▸ **Exercise brief**
Please state how many lines of the data contain "text". The number by itself is enough.
### Raw data ###
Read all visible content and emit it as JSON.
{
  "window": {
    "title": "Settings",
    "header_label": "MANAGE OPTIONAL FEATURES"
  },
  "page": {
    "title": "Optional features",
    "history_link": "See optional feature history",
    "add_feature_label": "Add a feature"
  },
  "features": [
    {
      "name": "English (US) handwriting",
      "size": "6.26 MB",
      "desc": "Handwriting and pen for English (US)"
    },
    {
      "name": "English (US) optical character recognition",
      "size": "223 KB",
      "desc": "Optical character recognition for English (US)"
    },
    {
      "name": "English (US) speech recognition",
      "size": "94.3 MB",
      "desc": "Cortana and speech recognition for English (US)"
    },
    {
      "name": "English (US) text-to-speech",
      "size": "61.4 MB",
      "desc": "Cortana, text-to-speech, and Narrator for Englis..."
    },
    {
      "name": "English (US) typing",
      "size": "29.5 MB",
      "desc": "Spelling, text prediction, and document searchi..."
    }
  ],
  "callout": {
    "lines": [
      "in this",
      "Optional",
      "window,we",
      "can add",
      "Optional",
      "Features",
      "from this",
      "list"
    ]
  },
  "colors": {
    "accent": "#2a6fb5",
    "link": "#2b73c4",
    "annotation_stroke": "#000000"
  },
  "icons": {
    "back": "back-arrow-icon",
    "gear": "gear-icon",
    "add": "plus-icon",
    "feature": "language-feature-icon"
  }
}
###
▸ **Solution to the exercise**
3